Alcohol Precautions Extend Deeper Around Prom Season

Alcohol Precautions Extend Deeper Around Prom Season

On Saturday, April 20, a BMW traveling at high speed became airborne on Lee Chapel Road and hit a tree, leaving two Robinson Secondary School seniors hospitalized, according to the Fairfax County Police. Police also reported that allegedly alcohol was a factor in the accident, and the driver has been charged with driving while intoxicated.

With high-school prom season right around the corner, the schools, police, hotels and limousine companies have joined forces under "Project Hospitality" to combat incidents like this from marring the prom season. Clarence Jones, Fairfax County Public Schools coordinator for safe and drug-free youth, looks at parental involvement as the key.

"That is the biggest key of all. Some still are [drinking and driving] because they feel at this age, nothing will happen to them. I do know that they talk about this in the driver's education classes," Jones said.

This is the seventh year for the project, which is sponsored by the Safe Community Coalition (SCC). McLean parent Sherry Wells is committee chairperson for the project.

"We want to prevent problems from happening," she said.

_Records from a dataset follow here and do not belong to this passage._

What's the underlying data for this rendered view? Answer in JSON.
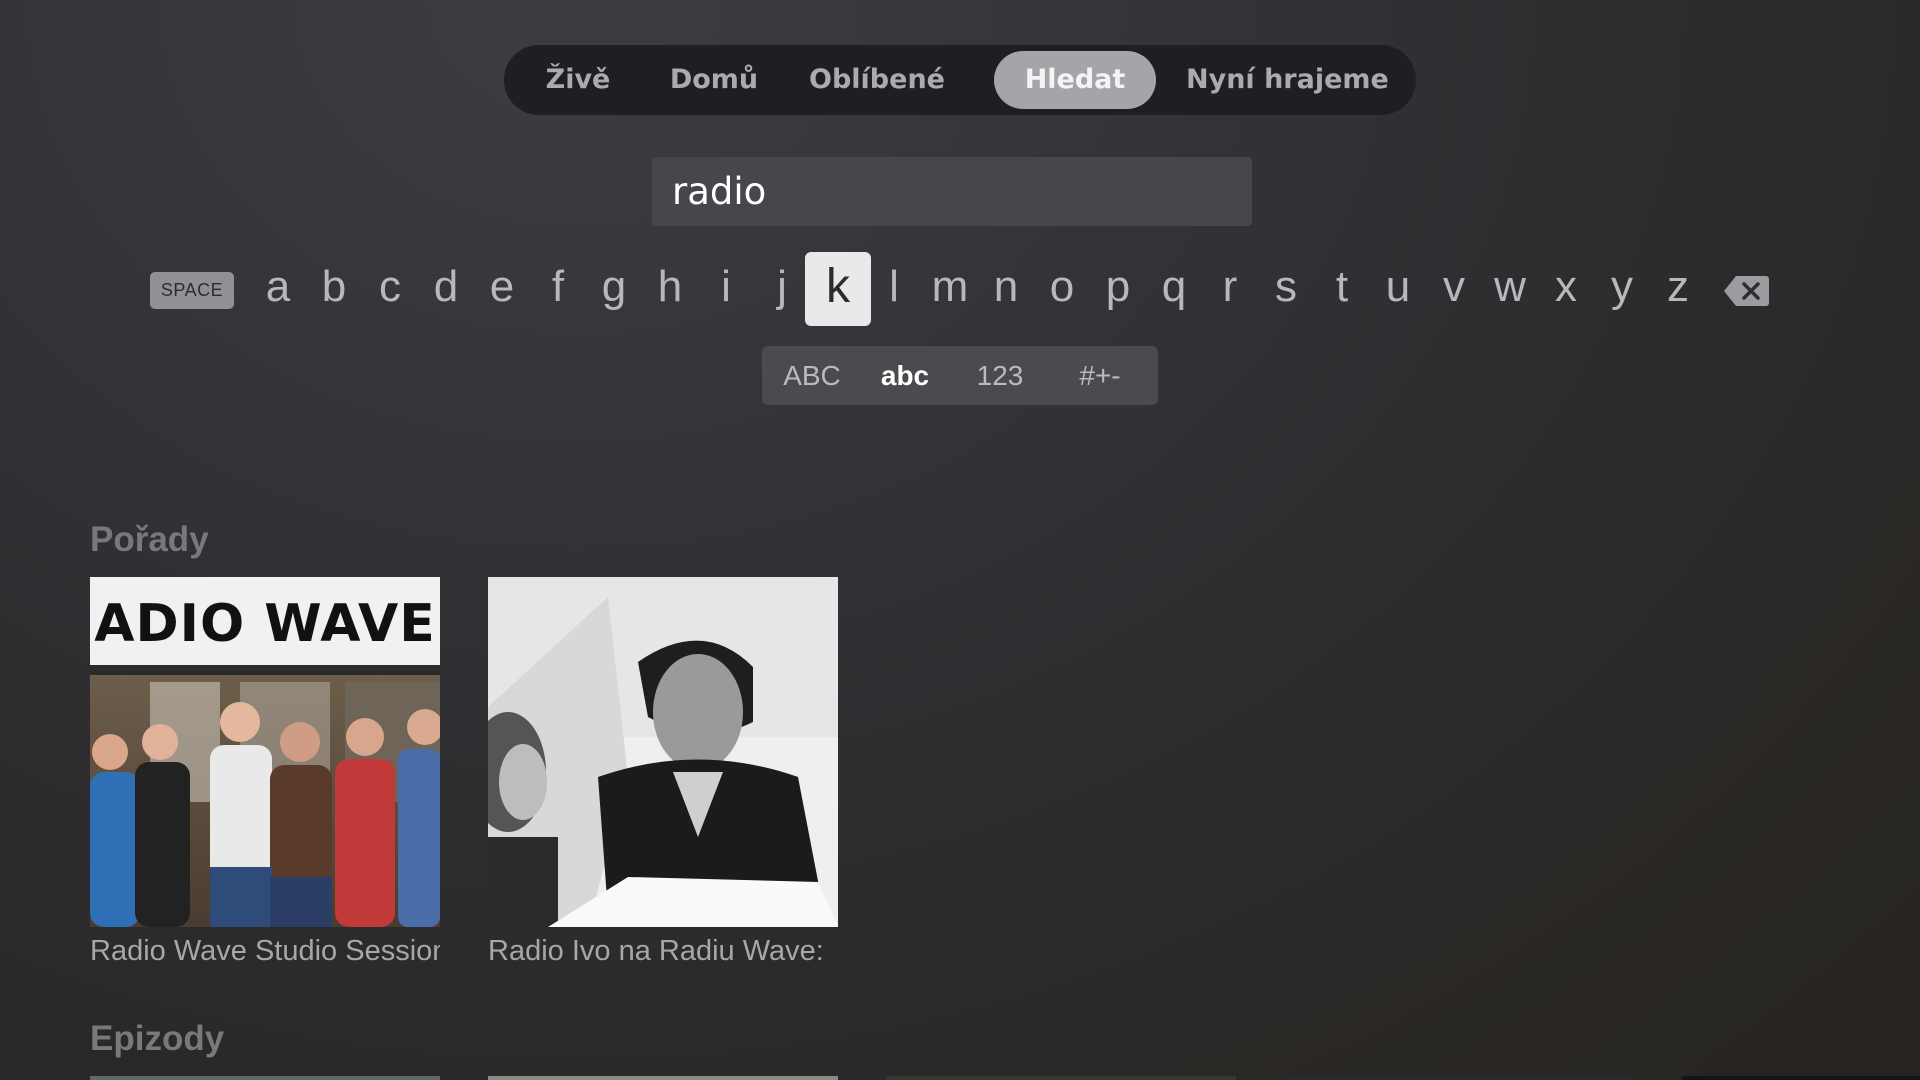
{
  "nav": {
    "tabs": [
      {
        "label": "Živě",
        "active": false
      },
      {
        "label": "Domů",
        "active": false
      },
      {
        "label": "Oblíbené",
        "active": false
      },
      {
        "label": "Hledat",
        "active": true
      },
      {
        "label": "Nyní hrajeme",
        "active": false
      }
    ]
  },
  "search": {
    "value": "radio"
  },
  "keyboard": {
    "space_label": "SPACE",
    "letters": [
      "a",
      "b",
      "c",
      "d",
      "e",
      "f",
      "g",
      "h",
      "i",
      "j",
      "k",
      "l",
      "m",
      "n",
      "o",
      "p",
      "q",
      "r",
      "s",
      "t",
      "u",
      "v",
      "w",
      "x",
      "y",
      "z"
    ],
    "focused_key": "k",
    "delete_icon": "backspace-icon",
    "modes": [
      {
        "label": "ABC",
        "active": false
      },
      {
        "label": "abc",
        "active": true
      },
      {
        "label": "123",
        "active": false
      },
      {
        "label": "#+-",
        "active": false
      }
    ]
  },
  "shows": {
    "title": "Pořady",
    "items": [
      {
        "title": "Radio Wave Studio Session",
        "image_sign_text": "ADIO WAVE"
      },
      {
        "title": "Radio Ivo na Radiu Wave:"
      }
    ]
  },
  "episodes": {
    "title": "Epizody"
  },
  "colors": {
    "nav_bg": "#1e1f22",
    "active_tab": "#a3a5a8",
    "focused_key": "#e9e9ea",
    "section_title": "#77797c"
  }
}
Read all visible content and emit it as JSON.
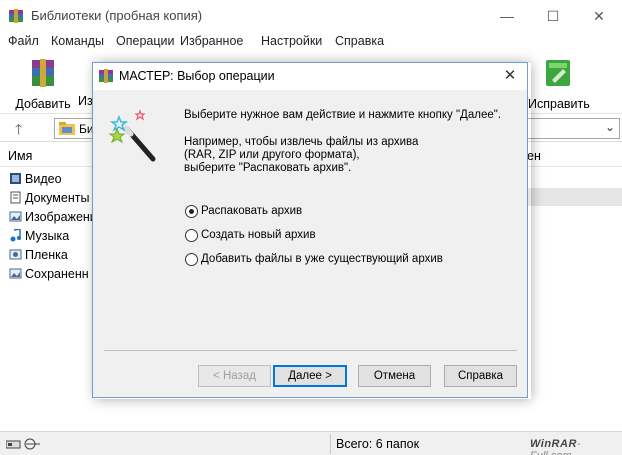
{
  "window": {
    "title": "Библиотеки (пробная копия)",
    "controls": {
      "minimize": "—",
      "maximize": "☐",
      "close": "✕"
    }
  },
  "menu": [
    "Файл",
    "Команды",
    "Операции",
    "Избранное",
    "Настройки",
    "Справка"
  ],
  "toolbar": {
    "add_label": "Добавить",
    "extract_label_partial": "Из",
    "repair_label": "Исправить"
  },
  "address": {
    "path_partial": "Би"
  },
  "list": {
    "col_name": "Имя",
    "col_tail_partial": "ен",
    "items": [
      {
        "label": "Видео",
        "icon": "video-icon"
      },
      {
        "label": "Документы",
        "icon": "documents-icon"
      },
      {
        "label": "Изображени",
        "icon": "pictures-icon"
      },
      {
        "label": "Музыка",
        "icon": "music-icon"
      },
      {
        "label": "Пленка",
        "icon": "camera-roll-icon"
      },
      {
        "label": "Сохраненн",
        "icon": "saved-pictures-icon"
      }
    ]
  },
  "status": {
    "text": "Всего: 6 папок",
    "watermark_brand": "WinRAR",
    "watermark_suffix": "-Full.com"
  },
  "dialog": {
    "title": "МАСТЕР:  Выбор операции",
    "instruction": "Выберите нужное вам действие и нажмите кнопку \"Далее\".",
    "example_lines": [
      "Например, чтобы извлечь файлы из архива",
      "(RAR, ZIP или другого формата),",
      "выберите \"Распаковать архив\"."
    ],
    "options": [
      {
        "label": "Распаковать архив",
        "checked": true
      },
      {
        "label": "Создать новый архив",
        "checked": false
      },
      {
        "label": "Добавить файлы в уже существующий архив",
        "checked": false
      }
    ],
    "buttons": {
      "back": "< Назад",
      "next": "Далее >",
      "cancel": "Отмена",
      "help": "Справка"
    }
  },
  "colors": {
    "accent": "#0078d7",
    "dialog_border": "#6e9fd4",
    "dialog_bg": "#f0f0f0"
  }
}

The project grew "out of the desire of community parents to help their seniors enjoy this special event and to discourage unchaperoned post-prom parties in area hotels, in an effort to reduce the incidents of underage drinking and alcohol-related car accidents," as is stated in their literature. SCC has the support of Richard Zweber of the Virginia Limousine Association; Jim Wordsworth, Virginia director of the National Restaurant Association; Robert Ross, vice president of Arltec which owns the Sheraton Crystal City; and Col. J. Thomas Manger, Fairfax County Chief of Police.

Casey Zell is a senior at Lake Braddock and a former member of BAD, Bruins against Drunk Driving. She has bought her prom dress already and feels that even though the drinking age in Virginia is 21 and drinking while driving is a problem, it's not a problem around prom time because people have limos.

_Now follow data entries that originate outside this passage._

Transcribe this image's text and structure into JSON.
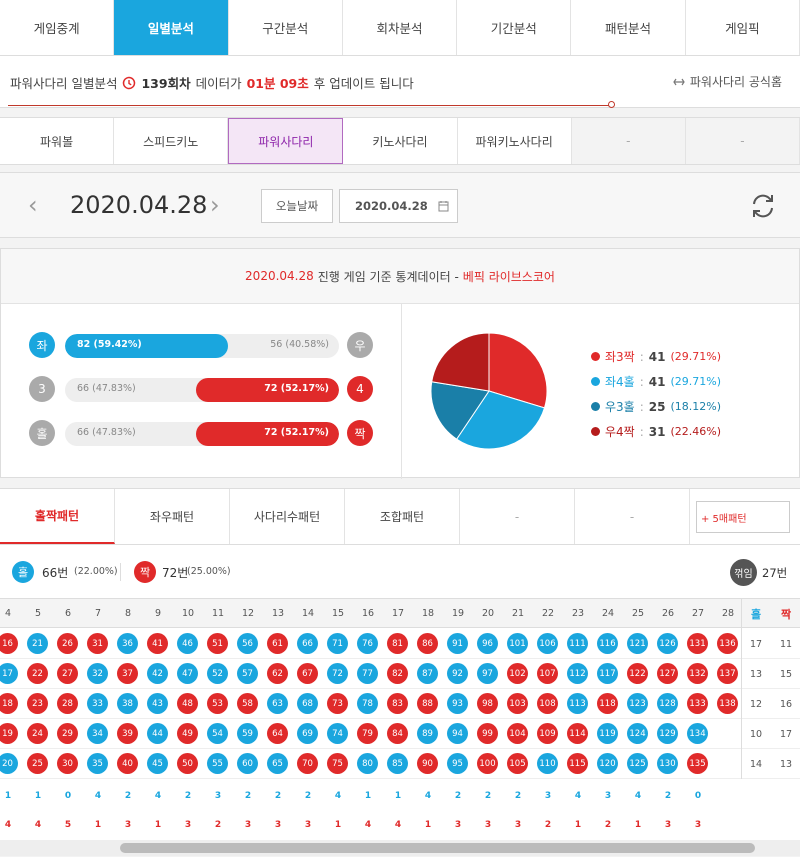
{
  "nav": {
    "tabs": [
      "게임중계",
      "일별분석",
      "구간분석",
      "회차분석",
      "기간분석",
      "패턴분석",
      "게임픽"
    ],
    "active": 1
  },
  "update": {
    "prefix": "파워사다리 일별분석",
    "round": "139회차",
    "mid": "데이터가",
    "time": "01분 09초",
    "suffix": "후 업데이트 됩니다",
    "official": "파워사다리 공식홈"
  },
  "games": {
    "tabs": [
      "파워볼",
      "스피드키노",
      "파워사다리",
      "키노사다리",
      "파워키노사다리",
      "-",
      "-"
    ],
    "active": 2
  },
  "datebar": {
    "date": "2020.04.28",
    "today": "오늘날짜",
    "picker": "2020.04.28"
  },
  "stats": {
    "head_date": "2020.04.28",
    "head_text": "진행 게임 기준 통계데이터 -",
    "head_brand": "베픽 라이브스코어",
    "rows": [
      {
        "left": "좌",
        "right": "우",
        "lv": "82 (59.42%)",
        "rv": "56 (40.58%)",
        "pct": 0.5942,
        "side": "left",
        "lc": "#1aa6de",
        "rc": "#aaa"
      },
      {
        "left": "3",
        "right": "4",
        "lv": "66 (47.83%)",
        "rv": "72 (52.17%)",
        "pct": 0.5217,
        "side": "right",
        "lc": "#aaa",
        "rc": "#e02a2a"
      },
      {
        "left": "홀",
        "right": "짝",
        "lv": "66 (47.83%)",
        "rv": "72 (52.17%)",
        "pct": 0.5217,
        "side": "right",
        "lc": "#aaa",
        "rc": "#e02a2a"
      }
    ],
    "legend": [
      {
        "name": "좌3짝",
        "val": "41",
        "pct": "(29.71%)",
        "color": "#e02a2a"
      },
      {
        "name": "좌4홀",
        "val": "41",
        "pct": "(29.71%)",
        "color": "#1aa6de"
      },
      {
        "name": "우3홀",
        "val": "25",
        "pct": "(18.12%)",
        "color": "#1a7fa8"
      },
      {
        "name": "우4짝",
        "val": "31",
        "pct": "(22.46%)",
        "color": "#b51c1c"
      }
    ]
  },
  "chart_data": {
    "type": "pie",
    "categories": [
      "좌3짝",
      "좌4홀",
      "우3홀",
      "우4짝"
    ],
    "values": [
      41,
      41,
      25,
      31
    ],
    "colors": [
      "#e02a2a",
      "#1aa6de",
      "#1a7fa8",
      "#b51c1c"
    ]
  },
  "pattern": {
    "tabs": [
      "홀짝패턴",
      "좌우패턴",
      "사다리수패턴",
      "조합패턴",
      "-",
      "-"
    ],
    "active": 0,
    "five": "+ 5매패턴",
    "odd_label": "홀",
    "odd_val": "66번",
    "odd_pct": "(22.00%)",
    "even_label": "짝",
    "even_val": "72번",
    "even_pct": "(25.00%)",
    "turn_label": "꺾임",
    "turn_val": "27번",
    "col_headers": [
      "4",
      "5",
      "6",
      "7",
      "8",
      "9",
      "10",
      "11",
      "12",
      "13",
      "14",
      "15",
      "16",
      "17",
      "18",
      "19",
      "20",
      "21",
      "22",
      "23",
      "24",
      "25",
      "26",
      "27",
      "28"
    ],
    "side_headers": [
      "홀",
      "짝"
    ],
    "columns": [
      {
        "n": [
          16,
          17,
          18,
          19,
          20
        ],
        "c": "r"
      },
      {
        "n": [
          21,
          22,
          23,
          24,
          25
        ],
        "c": "x"
      },
      {
        "n": [
          26,
          27,
          28,
          29,
          30
        ],
        "c": "r"
      },
      {
        "n": [
          31,
          32,
          33,
          34,
          35
        ],
        "c": "x"
      },
      {
        "n": [
          36,
          37,
          38,
          39,
          40
        ],
        "c": "x"
      },
      {
        "n": [
          41,
          42,
          43,
          44,
          45
        ],
        "c": "x"
      },
      {
        "n": [
          46,
          47,
          48,
          49,
          50
        ],
        "c": "x"
      },
      {
        "n": [
          51,
          52,
          53,
          54,
          55
        ],
        "c": "x"
      },
      {
        "n": [
          56,
          57,
          58,
          59,
          60
        ],
        "c": "x"
      },
      {
        "n": [
          61,
          62,
          63,
          64,
          65
        ],
        "c": "x"
      },
      {
        "n": [
          66,
          67,
          68,
          69,
          70
        ],
        "c": "x"
      },
      {
        "n": [
          71,
          72,
          73,
          74,
          75
        ],
        "c": "x"
      },
      {
        "n": [
          76,
          77,
          78,
          79,
          80
        ],
        "c": "x"
      },
      {
        "n": [
          81,
          82,
          83,
          84,
          85
        ],
        "c": "x"
      },
      {
        "n": [
          86,
          87,
          88,
          89,
          90
        ],
        "c": "x"
      },
      {
        "n": [
          91,
          92,
          93,
          94,
          95
        ],
        "c": "x"
      },
      {
        "n": [
          96,
          97,
          98,
          99,
          100
        ],
        "c": "x"
      },
      {
        "n": [
          101,
          102,
          103,
          104,
          105
        ],
        "c": "x"
      },
      {
        "n": [
          106,
          107,
          108,
          109,
          110
        ],
        "c": "x"
      },
      {
        "n": [
          111,
          112,
          113,
          114,
          115
        ],
        "c": "x"
      },
      {
        "n": [
          116,
          117,
          118,
          119,
          120
        ],
        "c": "x"
      },
      {
        "n": [
          121,
          122,
          123,
          124,
          125
        ],
        "c": "x"
      },
      {
        "n": [
          126,
          127,
          128,
          129,
          130
        ],
        "c": "x"
      },
      {
        "n": [
          131,
          132,
          133,
          134,
          135
        ],
        "c": "x"
      },
      {
        "n": [
          136,
          137,
          138
        ],
        "c": "x"
      }
    ],
    "colors": [
      [
        "r",
        "b",
        "r",
        "r",
        "b"
      ],
      [
        "b",
        "r",
        "r",
        "r",
        "r"
      ],
      [
        "r",
        "r",
        "r",
        "r",
        "r"
      ],
      [
        "r",
        "b",
        "b",
        "b",
        "b"
      ],
      [
        "b",
        "r",
        "b",
        "r",
        "r"
      ],
      [
        "r",
        "b",
        "b",
        "b",
        "b"
      ],
      [
        "b",
        "b",
        "r",
        "r",
        "r"
      ],
      [
        "r",
        "b",
        "r",
        "b",
        "b"
      ],
      [
        "b",
        "b",
        "r",
        "b",
        "b"
      ],
      [
        "r",
        "r",
        "b",
        "r",
        "b"
      ],
      [
        "b",
        "r",
        "b",
        "b",
        "r"
      ],
      [
        "b",
        "b",
        "r",
        "b",
        "r"
      ],
      [
        "b",
        "b",
        "b",
        "r",
        "b"
      ],
      [
        "r",
        "r",
        "r",
        "r",
        "b"
      ],
      [
        "r",
        "b",
        "r",
        "b",
        "r"
      ],
      [
        "b",
        "b",
        "b",
        "b",
        "b"
      ],
      [
        "b",
        "b",
        "r",
        "r",
        "r"
      ],
      [
        "b",
        "r",
        "r",
        "r",
        "r"
      ],
      [
        "b",
        "r",
        "r",
        "r",
        "b"
      ],
      [
        "b",
        "b",
        "b",
        "r",
        "r"
      ],
      [
        "b",
        "b",
        "r",
        "b",
        "b"
      ],
      [
        "b",
        "r",
        "b",
        "b",
        "b"
      ],
      [
        "b",
        "r",
        "b",
        "b",
        "b"
      ],
      [
        "r",
        "r",
        "r",
        "b",
        "r"
      ],
      [
        "r",
        "r",
        "r"
      ]
    ],
    "side_counts": [
      [
        "17",
        "11"
      ],
      [
        "13",
        "15"
      ],
      [
        "12",
        "16"
      ],
      [
        "10",
        "17"
      ],
      [
        "14",
        "13"
      ]
    ],
    "odd_counts": [
      "1",
      "1",
      "0",
      "4",
      "2",
      "4",
      "2",
      "3",
      "2",
      "2",
      "2",
      "4",
      "1",
      "1",
      "4",
      "2",
      "2",
      "2",
      "3",
      "4",
      "3",
      "4",
      "2",
      "0"
    ],
    "even_counts": [
      "4",
      "4",
      "5",
      "1",
      "3",
      "1",
      "3",
      "2",
      "3",
      "3",
      "3",
      "1",
      "4",
      "4",
      "1",
      "3",
      "3",
      "3",
      "2",
      "1",
      "2",
      "1",
      "3",
      "3"
    ]
  }
}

"If you're doing it [drinking] and not driving, I don't think it's a problem. A lot of people are going to be in limos," she said, though limousines are enforcing the rules as well.

Luke Myers, Class of 2001 at West Springfield, plans to take a date to West Springfield's prom this year. He thinks the anticipation of prom night decreases the chances of drinking and driving.

"It's more of a problem in general, not on prom night," he said.

Brian "Yannigan" York also graduated last year from West Springfield High School, and he remembered prom night.

"Last year, we got a room at Marriott that night. There was six or seven parties in the same hotel," he said. "We weren't drinking and driving, we waited until they got to the hotel," he said.

Lake Braddock senior "Jessica," who chose not to give her last name, noted there is always an issue of alcohol, but it's not an "everybody" thing. Some people don't drink at all, while others are more determined.

"They're going to find ways to do it," she said.

West Springfield junior Mahiely Zurita already knows she's going to an after-prom party at the Ritz. She plans on getting a humvee limo with a group of friends.

"At the after-prom parties, nothing but drinking. Drugs isn't the big issue anymore, it's drinking," she said. She also said her parents are making her call when she gets to the hotel.

While all the students talked of alcohol use as a rite of passage in the teen-age years, Jones has heard it once too many times.

"That's a cop-out. You can find that in about every community in America," he said.

A common sight in the front of schools this time of year is a mangled car that was involved in an accident. These scare tactics might get the students thinking, according to Wells.

"I think anything that awakens students to the possibility that they can have an accident is good. Students think they're invincible. We have to use all methods," she said.

Fairfax County Public Schools public information specialist Kitty Porterfield recalled seeing the cars as well.

"It makes an impression on me every time I drive by them," she said.